→ WHAT IS NEEDED: Go through the entries below line by line and tally those holding "screenshot"; write only the tally.

→ Element data from apps and pages:
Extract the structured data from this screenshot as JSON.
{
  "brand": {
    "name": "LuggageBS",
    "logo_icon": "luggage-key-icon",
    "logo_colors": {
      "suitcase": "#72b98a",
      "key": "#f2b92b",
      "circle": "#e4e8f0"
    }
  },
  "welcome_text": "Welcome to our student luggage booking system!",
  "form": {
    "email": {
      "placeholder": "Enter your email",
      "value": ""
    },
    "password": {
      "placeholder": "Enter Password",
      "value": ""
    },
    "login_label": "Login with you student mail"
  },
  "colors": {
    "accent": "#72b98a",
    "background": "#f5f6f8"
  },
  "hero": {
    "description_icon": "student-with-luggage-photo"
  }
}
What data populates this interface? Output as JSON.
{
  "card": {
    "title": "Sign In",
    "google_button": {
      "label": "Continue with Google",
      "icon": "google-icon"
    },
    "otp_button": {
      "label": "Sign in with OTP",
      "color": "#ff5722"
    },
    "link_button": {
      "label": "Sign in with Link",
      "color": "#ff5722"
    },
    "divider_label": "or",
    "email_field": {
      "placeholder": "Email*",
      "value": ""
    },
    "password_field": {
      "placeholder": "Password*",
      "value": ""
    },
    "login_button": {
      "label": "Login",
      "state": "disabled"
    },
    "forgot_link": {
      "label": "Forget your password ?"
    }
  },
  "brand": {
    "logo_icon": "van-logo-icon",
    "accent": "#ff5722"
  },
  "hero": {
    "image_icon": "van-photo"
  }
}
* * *
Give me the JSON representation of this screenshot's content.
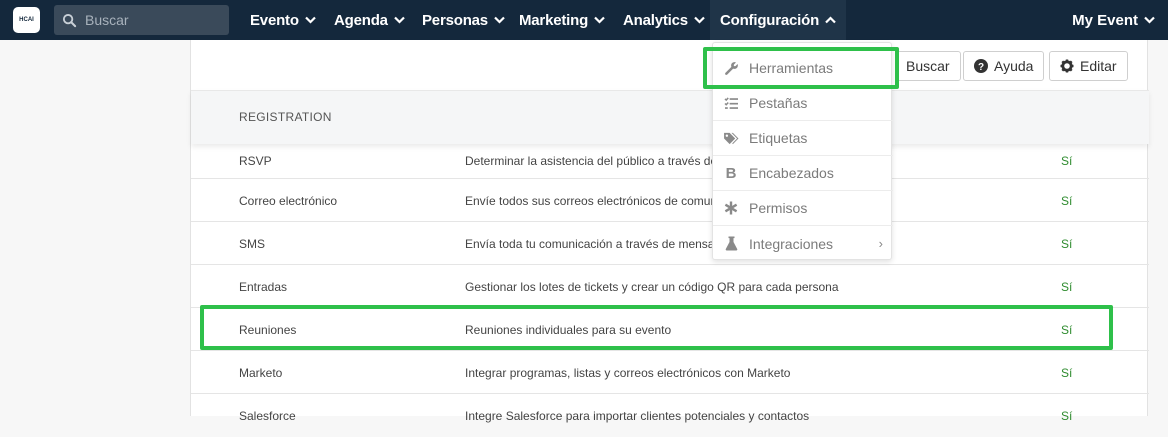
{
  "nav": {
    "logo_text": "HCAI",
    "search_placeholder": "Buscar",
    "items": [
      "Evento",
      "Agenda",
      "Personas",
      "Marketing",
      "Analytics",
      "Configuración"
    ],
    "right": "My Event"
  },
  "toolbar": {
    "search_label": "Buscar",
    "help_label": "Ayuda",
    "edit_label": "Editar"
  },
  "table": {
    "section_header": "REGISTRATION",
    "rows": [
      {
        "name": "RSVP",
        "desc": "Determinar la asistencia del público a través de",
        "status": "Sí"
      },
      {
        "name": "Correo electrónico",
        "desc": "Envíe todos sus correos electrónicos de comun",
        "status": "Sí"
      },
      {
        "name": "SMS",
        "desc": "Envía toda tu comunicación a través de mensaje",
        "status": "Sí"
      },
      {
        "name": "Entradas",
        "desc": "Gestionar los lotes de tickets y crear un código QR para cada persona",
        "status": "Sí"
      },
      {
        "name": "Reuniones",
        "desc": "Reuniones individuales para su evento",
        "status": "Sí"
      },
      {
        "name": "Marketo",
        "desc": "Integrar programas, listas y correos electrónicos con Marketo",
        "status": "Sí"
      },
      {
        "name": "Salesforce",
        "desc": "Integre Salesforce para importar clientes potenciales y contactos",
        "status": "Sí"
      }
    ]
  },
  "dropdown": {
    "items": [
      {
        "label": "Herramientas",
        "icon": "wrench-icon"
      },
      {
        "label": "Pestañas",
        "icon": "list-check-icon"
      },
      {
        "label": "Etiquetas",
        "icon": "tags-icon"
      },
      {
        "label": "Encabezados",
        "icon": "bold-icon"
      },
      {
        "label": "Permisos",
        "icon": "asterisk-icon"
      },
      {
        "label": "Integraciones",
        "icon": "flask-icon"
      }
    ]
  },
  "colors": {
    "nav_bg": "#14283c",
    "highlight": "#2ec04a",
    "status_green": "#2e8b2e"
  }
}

→ OUTPUT OF THE EXERCISE: 2